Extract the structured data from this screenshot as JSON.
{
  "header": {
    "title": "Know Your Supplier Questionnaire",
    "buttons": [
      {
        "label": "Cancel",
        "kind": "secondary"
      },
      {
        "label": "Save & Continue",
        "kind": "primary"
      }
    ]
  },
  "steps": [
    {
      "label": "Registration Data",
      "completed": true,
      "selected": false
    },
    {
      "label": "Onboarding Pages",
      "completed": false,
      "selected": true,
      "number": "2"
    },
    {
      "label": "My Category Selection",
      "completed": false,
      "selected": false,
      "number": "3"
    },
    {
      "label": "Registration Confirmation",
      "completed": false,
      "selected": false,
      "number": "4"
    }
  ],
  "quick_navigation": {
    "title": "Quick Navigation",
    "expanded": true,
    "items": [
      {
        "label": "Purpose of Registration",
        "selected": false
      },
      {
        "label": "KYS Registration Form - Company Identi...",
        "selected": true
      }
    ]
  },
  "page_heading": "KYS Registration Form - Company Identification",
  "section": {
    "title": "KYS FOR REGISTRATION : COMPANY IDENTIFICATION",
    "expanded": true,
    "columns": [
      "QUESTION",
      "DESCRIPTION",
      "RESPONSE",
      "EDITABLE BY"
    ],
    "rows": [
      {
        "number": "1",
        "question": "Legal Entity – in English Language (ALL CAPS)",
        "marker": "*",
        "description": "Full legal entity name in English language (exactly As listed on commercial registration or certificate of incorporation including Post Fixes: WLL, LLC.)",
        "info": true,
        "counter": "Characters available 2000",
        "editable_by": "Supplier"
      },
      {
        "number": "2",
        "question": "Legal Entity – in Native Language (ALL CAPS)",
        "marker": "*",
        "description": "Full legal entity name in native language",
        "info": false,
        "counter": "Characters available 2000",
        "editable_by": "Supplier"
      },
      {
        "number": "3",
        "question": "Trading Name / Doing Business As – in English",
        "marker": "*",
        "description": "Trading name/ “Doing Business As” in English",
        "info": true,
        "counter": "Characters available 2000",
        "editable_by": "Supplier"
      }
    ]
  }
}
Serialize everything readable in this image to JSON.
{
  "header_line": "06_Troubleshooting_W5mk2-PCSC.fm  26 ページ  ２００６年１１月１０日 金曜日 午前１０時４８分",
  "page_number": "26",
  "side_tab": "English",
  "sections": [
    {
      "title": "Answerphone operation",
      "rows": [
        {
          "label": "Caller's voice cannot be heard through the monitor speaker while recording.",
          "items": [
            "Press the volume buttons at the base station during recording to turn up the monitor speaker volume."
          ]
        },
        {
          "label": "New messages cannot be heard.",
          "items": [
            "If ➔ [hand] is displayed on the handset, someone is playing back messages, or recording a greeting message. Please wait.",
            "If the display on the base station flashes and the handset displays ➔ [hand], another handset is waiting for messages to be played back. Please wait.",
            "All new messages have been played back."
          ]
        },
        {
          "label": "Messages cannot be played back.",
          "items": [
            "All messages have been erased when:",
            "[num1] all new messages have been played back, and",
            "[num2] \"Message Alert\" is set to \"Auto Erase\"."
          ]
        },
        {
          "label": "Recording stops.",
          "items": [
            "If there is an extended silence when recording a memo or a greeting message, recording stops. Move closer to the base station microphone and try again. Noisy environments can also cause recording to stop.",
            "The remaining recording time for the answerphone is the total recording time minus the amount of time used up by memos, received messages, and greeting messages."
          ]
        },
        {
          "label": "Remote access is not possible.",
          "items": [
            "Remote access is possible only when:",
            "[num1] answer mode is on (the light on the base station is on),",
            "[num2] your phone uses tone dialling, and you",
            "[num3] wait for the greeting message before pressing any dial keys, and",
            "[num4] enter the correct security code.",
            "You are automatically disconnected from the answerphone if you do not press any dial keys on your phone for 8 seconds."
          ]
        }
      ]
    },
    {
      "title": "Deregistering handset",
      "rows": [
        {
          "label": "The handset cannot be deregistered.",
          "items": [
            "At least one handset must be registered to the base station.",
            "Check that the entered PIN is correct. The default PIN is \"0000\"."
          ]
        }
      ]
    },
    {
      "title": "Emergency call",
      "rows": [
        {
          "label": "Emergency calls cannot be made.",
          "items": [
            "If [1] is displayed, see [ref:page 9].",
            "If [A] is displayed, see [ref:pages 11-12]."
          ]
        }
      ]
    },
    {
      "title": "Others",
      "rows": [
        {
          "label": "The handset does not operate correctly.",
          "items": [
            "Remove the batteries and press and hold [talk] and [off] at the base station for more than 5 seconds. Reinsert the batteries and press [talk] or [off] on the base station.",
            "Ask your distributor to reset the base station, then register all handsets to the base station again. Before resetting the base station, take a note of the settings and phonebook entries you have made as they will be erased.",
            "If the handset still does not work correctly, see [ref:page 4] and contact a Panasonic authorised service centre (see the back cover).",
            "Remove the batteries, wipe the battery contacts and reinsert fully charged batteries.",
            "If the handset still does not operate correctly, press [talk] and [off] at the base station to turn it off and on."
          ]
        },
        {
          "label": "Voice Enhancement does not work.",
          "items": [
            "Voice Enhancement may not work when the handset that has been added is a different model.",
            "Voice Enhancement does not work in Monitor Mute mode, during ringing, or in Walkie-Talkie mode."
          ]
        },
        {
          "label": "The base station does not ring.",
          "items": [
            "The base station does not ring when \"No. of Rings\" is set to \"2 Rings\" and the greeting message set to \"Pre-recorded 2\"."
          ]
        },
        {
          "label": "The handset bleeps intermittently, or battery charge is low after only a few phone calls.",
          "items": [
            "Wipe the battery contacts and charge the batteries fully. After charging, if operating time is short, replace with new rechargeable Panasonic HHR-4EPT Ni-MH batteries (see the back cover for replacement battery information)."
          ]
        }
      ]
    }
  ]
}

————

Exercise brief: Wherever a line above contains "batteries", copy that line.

Solution to this problem:
            "Remove the batteries and press and hold [talk] and [off] at the base station for more than 5 seconds. Reinsert the batteries and press [talk] or [off] on the base station.",
            "Remove the batteries, wipe the battery contacts and reinsert fully charged batteries.",
            "Wipe the battery contacts and charge the batteries fully. After charging, if operating time is short, replace with new rechargeable Panasonic HHR-4EPT Ni-MH batteries (see the back cover for replacement battery information)."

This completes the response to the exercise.